### WHAT YOU HAVE TO DO
Please filter the data down to the lines that include the word "then" and copy them.

Web page and app entries:
BEGIN

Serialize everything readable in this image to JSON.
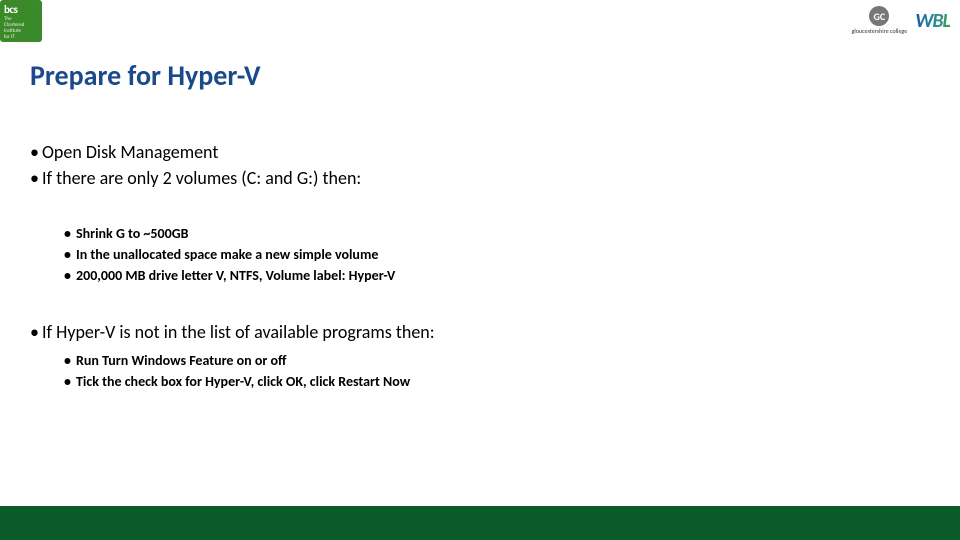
{
  "logos": {
    "bcs_text": "bcs",
    "bcs_sub1": "The",
    "bcs_sub2": "Chartered",
    "bcs_sub3": "Institute",
    "bcs_sub4": "for IT",
    "gc_initials": "GC",
    "gc_text": "gloucestershire college",
    "wbl": "WBL"
  },
  "title": "Prepare for Hyper-V",
  "bullets": {
    "p1": "Open Disk Management",
    "p2": "If there are only 2 volumes (C: and G:) then:",
    "s1": "Shrink G to ~500GB",
    "s2": "In the unallocated space make a new simple volume",
    "s3": "200,000 MB drive letter V, NTFS, Volume label: Hyper-V",
    "p3": "If Hyper-V is not in the list of available programs then:",
    "s4": "Run Turn Windows Feature on or off",
    "s5": "Tick the check box for Hyper-V, click OK, click Restart Now"
  },
  "glyphs": {
    "bullet": "•"
  }
}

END

### ANSWER TO THIS TASK
    "p2": "If there are only 2 volumes (C: and G:) then:",
    "p3": "If Hyper-V is not in the list of available programs then:",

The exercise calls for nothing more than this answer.